As the seasons change, it’s time to look at the trees and appreciate the colour and growth that another year has brought
The long dry summer is over at the Danish summerhouse. Every rain brings green. The grass is back, the tree cover mostly intact. The giant oaks at the rear appear to have panicked. So many acorns, I could feed a pig. They litter the deck, clatter off the rooftop, cluster in the grass.
We spot the black squirrel running through branches, tufted pointy ears cocked, entirely unconcerned.
The three apple trees have been at their best this year. The fruit pink, abundant and sweet. I leave the last in a bowl, like flowers, autumn-scented.
There are a couple more grass mowings to do before the machinery is packed away. I walk around with the rip saw and loppers. We are in the time of tidying up, cutting back older overgrown growth, making light and room to encourage shoots.
I am obsessed with the silver birch leaf. Shot through with greens and yellows like a watercolour, the leaves dance and dive in the sea wind, and stick to the deck in the rain as though with school glue.
We try to calculate how much the trees have grown since we planted them just over 10 years ago. The two larch times 10, the five birch times four, the multiple pines times six or so; it is hard to tell.
Some of the older, senile trees have been tidied up or away. We heat the house with them. I light the fire in the dark in the morning as the nights take back control.
I walk to the beach with the dawn most days. It’s still scented by roses. I am joined by gulls mapping the shore, and streams of geese heading west.

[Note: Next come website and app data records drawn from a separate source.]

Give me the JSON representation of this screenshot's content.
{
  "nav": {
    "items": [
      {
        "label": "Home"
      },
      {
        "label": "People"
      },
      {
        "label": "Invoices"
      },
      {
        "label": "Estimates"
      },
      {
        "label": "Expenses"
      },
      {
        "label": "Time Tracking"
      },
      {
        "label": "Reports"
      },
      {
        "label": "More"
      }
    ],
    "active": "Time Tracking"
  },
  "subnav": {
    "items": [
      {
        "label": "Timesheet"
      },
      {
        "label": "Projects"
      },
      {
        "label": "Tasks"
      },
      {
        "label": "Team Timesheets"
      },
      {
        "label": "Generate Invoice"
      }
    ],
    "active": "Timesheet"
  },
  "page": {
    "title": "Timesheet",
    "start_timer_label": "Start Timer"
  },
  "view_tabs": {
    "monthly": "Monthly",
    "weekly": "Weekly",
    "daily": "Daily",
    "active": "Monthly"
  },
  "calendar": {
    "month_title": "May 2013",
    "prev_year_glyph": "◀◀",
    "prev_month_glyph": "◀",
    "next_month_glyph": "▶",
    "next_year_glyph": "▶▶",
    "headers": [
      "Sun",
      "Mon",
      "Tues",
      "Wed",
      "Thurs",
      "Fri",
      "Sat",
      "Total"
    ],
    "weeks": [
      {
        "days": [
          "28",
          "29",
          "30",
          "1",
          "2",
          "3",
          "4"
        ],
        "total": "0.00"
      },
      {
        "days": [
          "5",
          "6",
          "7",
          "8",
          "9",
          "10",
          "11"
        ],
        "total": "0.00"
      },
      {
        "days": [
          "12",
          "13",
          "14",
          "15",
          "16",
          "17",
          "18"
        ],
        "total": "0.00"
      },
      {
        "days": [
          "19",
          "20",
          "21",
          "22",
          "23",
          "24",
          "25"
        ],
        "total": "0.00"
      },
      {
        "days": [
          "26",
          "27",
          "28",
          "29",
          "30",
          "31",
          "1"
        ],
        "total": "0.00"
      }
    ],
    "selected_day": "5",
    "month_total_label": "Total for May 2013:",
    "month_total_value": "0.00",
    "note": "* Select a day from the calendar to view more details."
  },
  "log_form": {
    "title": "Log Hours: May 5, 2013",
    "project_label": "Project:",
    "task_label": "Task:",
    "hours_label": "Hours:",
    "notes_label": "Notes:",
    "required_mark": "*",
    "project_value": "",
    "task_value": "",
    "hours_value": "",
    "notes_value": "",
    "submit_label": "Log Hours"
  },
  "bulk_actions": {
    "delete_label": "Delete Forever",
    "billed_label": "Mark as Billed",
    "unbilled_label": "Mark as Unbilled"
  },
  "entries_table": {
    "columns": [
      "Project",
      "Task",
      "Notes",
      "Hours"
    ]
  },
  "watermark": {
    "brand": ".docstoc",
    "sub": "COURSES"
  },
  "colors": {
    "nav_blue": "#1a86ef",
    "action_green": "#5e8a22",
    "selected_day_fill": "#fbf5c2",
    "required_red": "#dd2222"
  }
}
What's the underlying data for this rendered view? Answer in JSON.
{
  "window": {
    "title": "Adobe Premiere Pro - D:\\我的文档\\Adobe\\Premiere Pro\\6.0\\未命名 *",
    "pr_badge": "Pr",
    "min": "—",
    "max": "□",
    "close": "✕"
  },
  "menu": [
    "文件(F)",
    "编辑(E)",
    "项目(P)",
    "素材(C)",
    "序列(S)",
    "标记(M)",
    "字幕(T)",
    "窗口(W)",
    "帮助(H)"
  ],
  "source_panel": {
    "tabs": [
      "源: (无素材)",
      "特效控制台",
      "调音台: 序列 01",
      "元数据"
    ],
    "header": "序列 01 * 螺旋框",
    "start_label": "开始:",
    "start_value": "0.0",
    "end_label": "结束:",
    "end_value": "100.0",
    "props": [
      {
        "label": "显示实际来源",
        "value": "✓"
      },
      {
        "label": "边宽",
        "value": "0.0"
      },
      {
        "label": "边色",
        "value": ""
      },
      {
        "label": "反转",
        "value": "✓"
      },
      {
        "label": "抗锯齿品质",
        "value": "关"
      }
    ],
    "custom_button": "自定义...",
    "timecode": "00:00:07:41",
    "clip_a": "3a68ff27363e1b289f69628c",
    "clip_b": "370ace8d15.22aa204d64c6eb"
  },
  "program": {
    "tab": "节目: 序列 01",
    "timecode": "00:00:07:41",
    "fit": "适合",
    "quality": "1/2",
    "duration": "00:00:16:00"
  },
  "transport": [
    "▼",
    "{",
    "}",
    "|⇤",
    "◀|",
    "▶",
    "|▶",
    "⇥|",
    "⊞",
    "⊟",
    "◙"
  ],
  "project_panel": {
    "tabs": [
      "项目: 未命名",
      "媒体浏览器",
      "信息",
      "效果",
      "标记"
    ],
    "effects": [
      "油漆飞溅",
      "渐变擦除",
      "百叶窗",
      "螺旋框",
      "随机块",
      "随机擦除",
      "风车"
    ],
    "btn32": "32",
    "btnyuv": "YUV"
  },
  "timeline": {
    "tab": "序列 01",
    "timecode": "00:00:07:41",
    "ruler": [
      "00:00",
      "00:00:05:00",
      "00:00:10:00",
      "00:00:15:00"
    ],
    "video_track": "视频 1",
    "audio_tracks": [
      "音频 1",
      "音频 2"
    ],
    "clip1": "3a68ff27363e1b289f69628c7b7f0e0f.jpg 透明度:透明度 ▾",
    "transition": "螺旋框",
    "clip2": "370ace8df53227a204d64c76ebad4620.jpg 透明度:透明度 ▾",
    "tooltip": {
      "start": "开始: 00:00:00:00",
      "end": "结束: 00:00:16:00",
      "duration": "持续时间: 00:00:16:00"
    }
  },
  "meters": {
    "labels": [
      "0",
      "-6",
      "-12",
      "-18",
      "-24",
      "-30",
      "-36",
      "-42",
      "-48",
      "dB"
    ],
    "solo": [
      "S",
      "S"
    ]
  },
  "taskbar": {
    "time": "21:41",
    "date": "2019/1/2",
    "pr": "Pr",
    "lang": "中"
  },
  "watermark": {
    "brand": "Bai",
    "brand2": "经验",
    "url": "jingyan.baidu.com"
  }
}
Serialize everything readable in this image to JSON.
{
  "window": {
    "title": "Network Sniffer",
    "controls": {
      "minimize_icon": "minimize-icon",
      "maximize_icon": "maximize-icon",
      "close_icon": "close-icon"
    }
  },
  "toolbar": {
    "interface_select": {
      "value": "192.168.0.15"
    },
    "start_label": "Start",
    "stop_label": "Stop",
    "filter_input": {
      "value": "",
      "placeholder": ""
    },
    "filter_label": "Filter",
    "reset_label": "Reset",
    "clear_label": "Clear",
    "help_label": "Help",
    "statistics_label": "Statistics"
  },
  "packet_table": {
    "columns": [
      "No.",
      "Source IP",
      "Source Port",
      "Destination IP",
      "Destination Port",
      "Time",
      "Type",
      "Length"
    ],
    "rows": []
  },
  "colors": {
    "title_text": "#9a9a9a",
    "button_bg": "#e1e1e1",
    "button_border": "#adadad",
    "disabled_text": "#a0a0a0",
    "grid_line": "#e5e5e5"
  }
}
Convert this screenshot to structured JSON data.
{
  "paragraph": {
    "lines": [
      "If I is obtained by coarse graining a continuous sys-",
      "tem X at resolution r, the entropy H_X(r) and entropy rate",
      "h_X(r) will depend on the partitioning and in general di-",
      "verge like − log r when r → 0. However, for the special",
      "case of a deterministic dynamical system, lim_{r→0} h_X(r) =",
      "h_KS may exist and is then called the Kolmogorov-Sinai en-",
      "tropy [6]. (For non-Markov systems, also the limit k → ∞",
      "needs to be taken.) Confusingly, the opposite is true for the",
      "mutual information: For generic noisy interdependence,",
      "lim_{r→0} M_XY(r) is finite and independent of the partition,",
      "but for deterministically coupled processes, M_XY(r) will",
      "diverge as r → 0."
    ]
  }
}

The oaks here are stunted by winds, shorn by storms, like army Elvis.
We may not be back before Christmas when we will deck a red pine with outdoor lights, though I will need a longer ladder.